“Every time I go out I experience some sort of objectification/unwanted attention.”
Like most, Sarah found it difficult in the past to determine what behaviour is ‘sexual assault’.
“I’m not sure what counts as sexual assault: ass/waist grabbing, dancing, uninvited attention, or even guys just staring. The worst is when they won’t take no for an answer – and then when they finally do, insult you because of their own hurt ego from the rejection.”
Sadly this is not uncommon and the behaviours mentioned are sexual assault, whether physical or verbal.
“One of the most explicit times I was sexually assaulted was when me and a friend were stood at a bar, and I felt a guy literally push his hands in-between my legs from behind. I looked at my friend and she said ‘has that guy got his hand on your f****?’ and I said yes, he was doing the same to her!
“She punched him. The fact that just because I was wearing something where you could access somewhere so personal, this apparently gave that guy a valid reason to touch it made me feel really exposed and a bit sick.
“We felt thankful that neither of us would just take something like that – but worrying to think that some girls might have not known how to react in a situation like that (not that physical violence was the correct thing to do).
“Certain aspects have been normalised. There are certain clubs that I won’t even go to, just because I spend the majority of my night having to ward off unwanted attention – which sounds big-headed but isn’t, as I think most of these guys aren’t too concerned with who they’re giving attention to along as they are of the opposite sex.

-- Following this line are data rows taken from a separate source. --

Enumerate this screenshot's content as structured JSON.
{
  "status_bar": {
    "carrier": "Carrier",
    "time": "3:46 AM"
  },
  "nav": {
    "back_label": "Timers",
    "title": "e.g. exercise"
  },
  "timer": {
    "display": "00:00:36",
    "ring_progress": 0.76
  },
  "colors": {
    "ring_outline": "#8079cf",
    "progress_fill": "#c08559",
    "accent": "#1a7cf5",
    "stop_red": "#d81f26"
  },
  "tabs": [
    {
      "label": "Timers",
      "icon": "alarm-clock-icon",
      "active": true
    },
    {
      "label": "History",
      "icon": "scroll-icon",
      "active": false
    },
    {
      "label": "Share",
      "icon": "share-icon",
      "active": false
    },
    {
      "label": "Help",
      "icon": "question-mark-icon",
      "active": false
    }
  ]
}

“I think that a lot of people aren’t educated enough on sexual assault – me included. I think that because calling it that has such strong connotations I’d also hesitate to call some of my own experiences as sexual assault, which is probably me also adding into the problem.”